By Jonathan Lemire
Bill de Blasio, New York City's first Democratic mayor in a generation, has been in office nearly 100 days, a time marked by political hardball over pre-kindergarten, second-guessing over snowplows and an unfortunate attempt to eat pizza with a knife and fork.
A report card, of sorts, on the new mayor so far:
THE BIG PROMISE:
Most of de Blasio's time and energy was spent on his signature campaign promise — to tax the city's rich to pay for universal pre-kindergarten. That resulted in only a partial victory after the surprise entry of Democratic Gov. Andrew Cuomo, who rejected the tax idea and offered to fund pre-k through the state budget.
De Blasio, however, got all the money he asked for — $300 million — and says all will be forgotten when the first of 50,000 4-year-olds start going to class this fall.
"He got pre-k on the agenda and then got it funded, even if it wasn't the way he wanted to fund it," said Kenneth Sherrill, retired politics professor at Hunter College. "He made something happen that wouldn't have happened otherwise."
De Blasio made legislation to expand the number of workers eligible for sick days the first bill he signed into law. He also withdrew the city's challenge to federal oversight of the crime-fighting tactic of stop and frisk, which allows police to stop anyone they believe to be acting suspiciously. Critics say the tactic is discriminatory because those stopped are mostly black and Hispanic men.
"He's been keeping his promises to his base, he's keeping them engaged," said George Arzt, former press secretary to Mayor Ed Koch. "These small victories add up."
His first crisis came when a gas explosion flattened two East Harlem apartment buildings, killing eight people. Observers believe he effectively projected leadership and compassion, devoting city resources to helping those affected by the blast.
De Blasio has been criticized for his sluggishness in appointing members of his senior staff — the Fire Department, for instance, still does not have a new commissioner.
And the new mayor's political shortcomings were exposed when several of his proposals — including a call to raise the minimum wage and scale back charter schools — were scuttled at seemingly every turn by Cuomo and Albany lawmakers.
Then there were a series of made-for-tabloid controversies de Blasio initially dismissed as "sideshows." Under pressure from "Today" show weatherman Al Roker, among others, de Blasio was forced to admit the city did not plow several neighborhoods effectively during one of the winter's many snowstorms.

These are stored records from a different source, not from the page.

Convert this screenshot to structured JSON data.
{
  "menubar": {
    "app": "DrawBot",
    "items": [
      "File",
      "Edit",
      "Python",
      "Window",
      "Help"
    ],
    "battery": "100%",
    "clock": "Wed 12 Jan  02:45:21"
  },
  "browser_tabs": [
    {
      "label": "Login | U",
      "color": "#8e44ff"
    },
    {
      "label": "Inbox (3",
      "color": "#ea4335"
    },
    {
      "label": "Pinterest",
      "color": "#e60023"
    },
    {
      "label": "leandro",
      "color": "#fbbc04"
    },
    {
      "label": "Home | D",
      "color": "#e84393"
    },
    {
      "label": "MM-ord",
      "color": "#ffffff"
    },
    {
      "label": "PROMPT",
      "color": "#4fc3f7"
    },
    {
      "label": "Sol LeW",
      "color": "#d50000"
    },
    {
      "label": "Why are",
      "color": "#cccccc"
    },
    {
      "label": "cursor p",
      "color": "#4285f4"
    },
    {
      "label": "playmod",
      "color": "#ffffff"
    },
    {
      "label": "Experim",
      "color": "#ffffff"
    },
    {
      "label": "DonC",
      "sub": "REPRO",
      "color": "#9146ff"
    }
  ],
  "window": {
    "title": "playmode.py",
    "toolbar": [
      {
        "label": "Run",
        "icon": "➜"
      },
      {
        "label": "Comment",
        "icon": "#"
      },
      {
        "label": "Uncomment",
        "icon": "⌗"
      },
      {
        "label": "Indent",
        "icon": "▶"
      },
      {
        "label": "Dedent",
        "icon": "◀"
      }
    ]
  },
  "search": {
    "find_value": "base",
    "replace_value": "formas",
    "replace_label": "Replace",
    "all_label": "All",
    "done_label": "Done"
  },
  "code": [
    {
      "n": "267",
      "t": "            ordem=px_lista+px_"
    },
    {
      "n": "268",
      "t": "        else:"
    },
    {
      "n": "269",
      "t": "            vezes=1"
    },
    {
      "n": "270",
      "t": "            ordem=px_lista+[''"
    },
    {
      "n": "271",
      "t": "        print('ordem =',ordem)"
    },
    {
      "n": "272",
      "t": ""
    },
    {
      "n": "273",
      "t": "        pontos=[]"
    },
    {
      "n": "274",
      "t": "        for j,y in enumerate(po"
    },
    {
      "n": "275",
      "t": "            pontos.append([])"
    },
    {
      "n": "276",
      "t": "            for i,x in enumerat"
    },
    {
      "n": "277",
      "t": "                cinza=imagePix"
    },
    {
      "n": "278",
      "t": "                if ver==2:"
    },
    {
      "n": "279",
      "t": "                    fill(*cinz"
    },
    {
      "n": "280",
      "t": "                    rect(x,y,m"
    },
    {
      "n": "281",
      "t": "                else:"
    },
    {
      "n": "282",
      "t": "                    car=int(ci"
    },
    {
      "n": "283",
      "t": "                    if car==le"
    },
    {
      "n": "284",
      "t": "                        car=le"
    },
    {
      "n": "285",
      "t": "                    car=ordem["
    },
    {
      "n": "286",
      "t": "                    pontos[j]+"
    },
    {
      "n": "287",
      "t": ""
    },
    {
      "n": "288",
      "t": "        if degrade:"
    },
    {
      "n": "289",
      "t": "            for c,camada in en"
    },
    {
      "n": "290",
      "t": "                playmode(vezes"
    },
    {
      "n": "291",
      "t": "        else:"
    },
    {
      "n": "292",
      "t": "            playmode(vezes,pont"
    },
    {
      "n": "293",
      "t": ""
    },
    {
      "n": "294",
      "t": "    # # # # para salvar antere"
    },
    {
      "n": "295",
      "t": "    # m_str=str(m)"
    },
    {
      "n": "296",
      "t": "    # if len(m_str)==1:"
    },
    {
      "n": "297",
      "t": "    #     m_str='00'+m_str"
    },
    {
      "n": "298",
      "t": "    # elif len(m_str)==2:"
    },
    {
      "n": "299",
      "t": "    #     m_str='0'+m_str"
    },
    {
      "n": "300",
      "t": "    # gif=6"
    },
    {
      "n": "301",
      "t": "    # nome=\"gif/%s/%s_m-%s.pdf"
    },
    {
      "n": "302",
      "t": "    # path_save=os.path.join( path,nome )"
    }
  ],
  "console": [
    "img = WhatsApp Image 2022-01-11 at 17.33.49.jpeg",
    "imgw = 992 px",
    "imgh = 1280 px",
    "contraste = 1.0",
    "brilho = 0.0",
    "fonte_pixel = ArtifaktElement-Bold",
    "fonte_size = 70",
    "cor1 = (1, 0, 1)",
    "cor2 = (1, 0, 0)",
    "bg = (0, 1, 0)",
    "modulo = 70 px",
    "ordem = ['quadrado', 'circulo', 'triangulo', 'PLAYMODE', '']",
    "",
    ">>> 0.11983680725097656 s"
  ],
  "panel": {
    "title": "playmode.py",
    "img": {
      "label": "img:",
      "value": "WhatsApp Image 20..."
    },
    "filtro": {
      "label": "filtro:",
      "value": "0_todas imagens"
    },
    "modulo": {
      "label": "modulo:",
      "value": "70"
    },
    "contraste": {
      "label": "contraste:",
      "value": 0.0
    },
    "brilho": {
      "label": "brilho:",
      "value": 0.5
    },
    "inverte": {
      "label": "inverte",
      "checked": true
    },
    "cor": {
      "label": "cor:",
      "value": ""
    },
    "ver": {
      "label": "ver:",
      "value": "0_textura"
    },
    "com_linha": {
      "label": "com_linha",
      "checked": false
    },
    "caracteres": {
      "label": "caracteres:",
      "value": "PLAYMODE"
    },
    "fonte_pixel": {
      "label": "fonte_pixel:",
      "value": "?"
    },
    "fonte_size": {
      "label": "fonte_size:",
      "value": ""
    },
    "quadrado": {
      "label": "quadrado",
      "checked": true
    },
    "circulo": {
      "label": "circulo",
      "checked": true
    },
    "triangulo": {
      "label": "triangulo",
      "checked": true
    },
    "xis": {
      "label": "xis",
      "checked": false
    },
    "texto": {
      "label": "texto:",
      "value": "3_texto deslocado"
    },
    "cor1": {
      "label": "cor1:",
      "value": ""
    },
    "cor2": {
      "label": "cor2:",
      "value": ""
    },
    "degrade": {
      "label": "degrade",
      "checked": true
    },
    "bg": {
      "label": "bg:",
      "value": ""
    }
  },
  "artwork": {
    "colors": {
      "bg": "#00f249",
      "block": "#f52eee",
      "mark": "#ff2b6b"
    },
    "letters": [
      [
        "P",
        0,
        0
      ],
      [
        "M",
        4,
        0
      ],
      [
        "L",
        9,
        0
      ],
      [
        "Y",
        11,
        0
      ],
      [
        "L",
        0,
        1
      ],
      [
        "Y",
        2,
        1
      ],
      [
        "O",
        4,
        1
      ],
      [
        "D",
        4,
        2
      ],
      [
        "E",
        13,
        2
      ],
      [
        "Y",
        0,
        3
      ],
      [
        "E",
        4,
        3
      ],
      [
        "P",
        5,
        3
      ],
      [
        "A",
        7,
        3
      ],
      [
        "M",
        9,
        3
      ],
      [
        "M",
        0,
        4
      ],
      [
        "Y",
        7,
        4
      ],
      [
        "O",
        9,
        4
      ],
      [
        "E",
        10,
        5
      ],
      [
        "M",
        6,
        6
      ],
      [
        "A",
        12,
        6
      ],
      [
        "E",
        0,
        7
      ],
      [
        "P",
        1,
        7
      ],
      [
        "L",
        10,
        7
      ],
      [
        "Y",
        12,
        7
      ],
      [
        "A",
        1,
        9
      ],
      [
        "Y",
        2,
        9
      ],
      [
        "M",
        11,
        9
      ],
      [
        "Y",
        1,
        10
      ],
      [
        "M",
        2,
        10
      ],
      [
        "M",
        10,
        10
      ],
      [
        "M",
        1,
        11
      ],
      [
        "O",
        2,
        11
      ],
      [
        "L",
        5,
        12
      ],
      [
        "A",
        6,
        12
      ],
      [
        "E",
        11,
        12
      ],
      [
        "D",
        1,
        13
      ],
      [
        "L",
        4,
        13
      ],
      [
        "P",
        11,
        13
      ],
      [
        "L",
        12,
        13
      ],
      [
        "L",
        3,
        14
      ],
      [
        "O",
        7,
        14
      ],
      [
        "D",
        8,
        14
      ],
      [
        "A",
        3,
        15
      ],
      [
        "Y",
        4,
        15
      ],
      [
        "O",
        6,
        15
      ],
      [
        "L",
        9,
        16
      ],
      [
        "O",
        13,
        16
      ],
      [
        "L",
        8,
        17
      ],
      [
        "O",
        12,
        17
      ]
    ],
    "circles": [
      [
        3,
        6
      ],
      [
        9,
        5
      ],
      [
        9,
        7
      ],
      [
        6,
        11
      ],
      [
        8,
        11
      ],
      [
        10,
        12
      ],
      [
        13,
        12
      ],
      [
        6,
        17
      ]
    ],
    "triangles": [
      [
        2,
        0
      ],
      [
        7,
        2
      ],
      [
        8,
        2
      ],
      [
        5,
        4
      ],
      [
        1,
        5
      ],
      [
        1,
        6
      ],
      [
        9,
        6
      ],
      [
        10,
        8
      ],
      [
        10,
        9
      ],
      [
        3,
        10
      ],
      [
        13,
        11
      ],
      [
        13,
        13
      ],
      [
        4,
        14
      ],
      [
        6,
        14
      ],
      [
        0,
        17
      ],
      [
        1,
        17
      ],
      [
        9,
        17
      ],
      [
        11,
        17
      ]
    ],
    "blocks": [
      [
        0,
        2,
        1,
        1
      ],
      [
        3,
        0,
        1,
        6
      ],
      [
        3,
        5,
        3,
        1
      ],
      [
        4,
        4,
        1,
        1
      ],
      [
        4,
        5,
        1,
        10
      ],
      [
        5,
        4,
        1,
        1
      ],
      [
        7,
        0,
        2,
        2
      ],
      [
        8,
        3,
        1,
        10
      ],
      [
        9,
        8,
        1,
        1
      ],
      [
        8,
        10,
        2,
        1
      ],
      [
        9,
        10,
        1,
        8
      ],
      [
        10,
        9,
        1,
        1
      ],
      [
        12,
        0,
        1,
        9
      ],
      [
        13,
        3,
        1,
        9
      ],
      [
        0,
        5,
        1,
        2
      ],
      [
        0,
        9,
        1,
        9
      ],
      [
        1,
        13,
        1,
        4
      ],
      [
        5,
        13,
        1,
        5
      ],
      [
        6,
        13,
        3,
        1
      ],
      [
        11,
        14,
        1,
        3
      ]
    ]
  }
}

He called the NYPD to inquire about the arrest of a political ally. He walked out of a news conference after his security detail was spotted speeding through traffic signals. And then there were the photos of de Blasio digging into his pizza with flatware, which he awkwardly explained by saying that's how real Italians (if not real New Yorkers) do it.
De Blasio, a longtime political operative, remains most comfortable in campaign settings while sometimes stumbling on the nitty gritty of governing. But most observers gave the mayor fairly positive marks for what is often called the nation's second-toughest political job, behind only the presidency.
"There's no one born yet who could manage someplace like this on Day One," said longtime Democratic operative Hank Sheinkopf. "He'll grow into the role."
"If I were grading, I'd put him in the B/B+ range," added Sherrill.
"There is a huge learning curve," Arzt said. "It'll take him about a year."
De Blasio, who was not available to be interviewed for this piece, is expected to devote his next 100 days to implementing pre-k, revamping Superstorm Sandy recovery and rolling out an ambitious affordable housing plan.